A few considerations on the UX design process and how it fits into the overall scrum framework, from the point of view of Darius Tulbure, Head of Design at Qubiz.
For a long time, I thought that the UX design and scrum process didn't mix well. Each of my designer colleagues worked on two, three or even more software development projects at a time. There was a real pressure to deliver screens for a project, only to move quickly to the next one.
Under these conditions, there was no way for designers to be part of the scrum teams and be able to research, analyse, prototype, iterate, maintain a design system, and test designs in 2-week increments.
However, as our team grew, we realised the best solution was to dedicate more UX time to each project. This improved the delivered quality and the relationship between engineers and designers.
Even so, friction may still appear as fundamental differences exist between the UX design and agile and scrum development processes. One of them is that designers like to work on the entire user journey. Developers need to break their projects into small and independent units of work called user stories.
So, how do we reconcile these two perspectives at Qubiz?
Here are the 3 delivery models my team and I tried:
For some projects, we worked using a model that resembles the classic waterfall approach. We designed everything upfront before the actual Scrum team was scheduled to begin.
It worked well with small projects. Even so, eventually, we needed subsequent design support and iterations. So, we call this way of working the design head-start model.
This is an iterative approach. The UX designers and the rest of the development team are all pretty much part of the Scrum team.
In our experience, it works well for long-term, complex projects where a clear design foundation is in place. For example, domain and project knowledge, a design system, user feedback, scalable information architecture and so on.
In all fairness, I'd call this a quasi-agile approach because we wouldn't attend all the scrum meetings. Also, we would deliver big chunks of design every other day.
This is a combination of the two. In this scenario, we designed a sizeable chunk of the product before the scrum team was bound to start.
In this model, designers would consistently deliver for the sprints ahead to avoid dependencies. For a long time, this was our preferred way of working because it's suitable for big, long-term projects. It also allows us to see the big picture and design for more than a couple of user stories at a time.
In this model, we'd hold dedicated design meetings but would rarely participate in the classic scrum ceremonies.
These are all ok and can fit different project types and situations, but we can do better.
In my experience, after many trials and errors, here is how designers should ideally work in a scrum environment.
The UX process should always start with requirements analysis, user research, and problem understanding.
By involving designers in the first functional discussions, not only will they produce deliverables earlier, but they will also help define the solution. Indeed, there were times when designers alone performed the first requirements acquisition. More on that in another post.
Instead, have one or two sprints ahead to avoid delays caused by dependencies. First, this will help reduce stress within the team. Second, the whole team will have a clear image of what's going to be delivered in future sprints. Not to mention that it helps analysts write better user stories and acceptance criteria.
*Often "done" designs need to be updated, extended, refined, and explained to be properly implemented. So, designers and developers will collaborate on the same user story to a certain degree.

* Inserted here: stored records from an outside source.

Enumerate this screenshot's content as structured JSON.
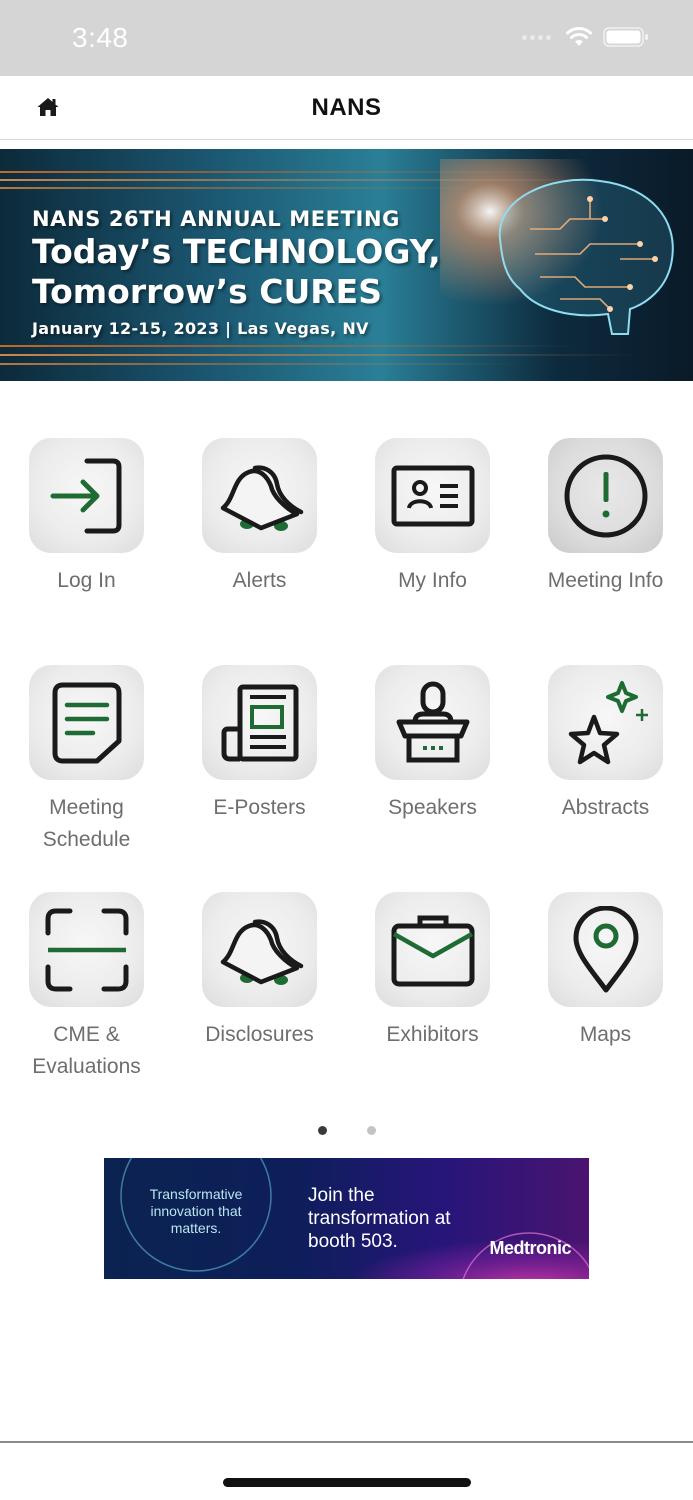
{
  "status_bar": {
    "time": "3:48",
    "icons": [
      "signal-icon",
      "wifi-icon",
      "battery-icon"
    ]
  },
  "nav": {
    "title": "NANS",
    "home_icon": "home-icon"
  },
  "banner": {
    "kicker": "NANS 26TH ANNUAL MEETING",
    "headline_line1": "Today’s TECHNOLOGY,",
    "headline_line2": "Tomorrow’s CURES",
    "dates": "January 12-15, 2023  |  Las Vegas, NV"
  },
  "tiles": [
    {
      "label": "Log In",
      "icon": "log-in-icon"
    },
    {
      "label": "Alerts",
      "icon": "bell-icon"
    },
    {
      "label": "My Info",
      "icon": "id-card-icon"
    },
    {
      "label": "Meeting Info",
      "icon": "info-icon"
    },
    {
      "label": "Meeting Schedule",
      "icon": "document-icon"
    },
    {
      "label": "E-Posters",
      "icon": "newspaper-icon"
    },
    {
      "label": "Speakers",
      "icon": "podium-icon"
    },
    {
      "label": "Abstracts",
      "icon": "star-icon"
    },
    {
      "label": "CME & Evaluations",
      "icon": "scan-icon"
    },
    {
      "label": "Disclosures",
      "icon": "bell-icon"
    },
    {
      "label": "Exhibitors",
      "icon": "briefcase-icon"
    },
    {
      "label": "Maps",
      "icon": "map-pin-icon"
    }
  ],
  "pager": {
    "pages": 2,
    "current": 1
  },
  "ad": {
    "tagline": "Transformative innovation that matters.",
    "message": "Join the transformation at booth 503.",
    "brand": "Medtronic"
  },
  "colors": {
    "accent_green": "#1f6b34",
    "icon_stroke": "#1a1a1a",
    "label_gray": "#6e6e6e",
    "status_bar_bg": "#d5d5d5"
  }
}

These typically are:
Extra: Design-specific meetings. They can be organised on an as-needed basis. Some examples of such meetings are:
Including a design-related status that Product Backlog Items (PBIs) need to get through, such as "design QA" or "designer-checked". This helps the team take design-related conditions into account before a user story is marked as "Done". This way, there will be fewer implementation inconsistencies, fewer ill-treated edge cases, and will likely reduce future design/technical debt.
Closely related to #4 is the concept of design process QA. This allows designers to review the implementation and find the potential differences between the design and the implementation. It could, however, point to inconsistencies in the design collaterals too!
Some professionals in the field suggest this step be taken before "normal" testing. But I reckon every team and project has its own style of working.
So this is our ideal way of working for scrum teams that include UX designers. Easy, right? Not really, but developing software, in general, isn't easy. However, having a framework such as Scrum definitely helps.
This isn't our first article on UX-related topics. Check out the one that provides easy UX tips for developers. Or the one that argues that projects developed without UX designers end up being more expensive.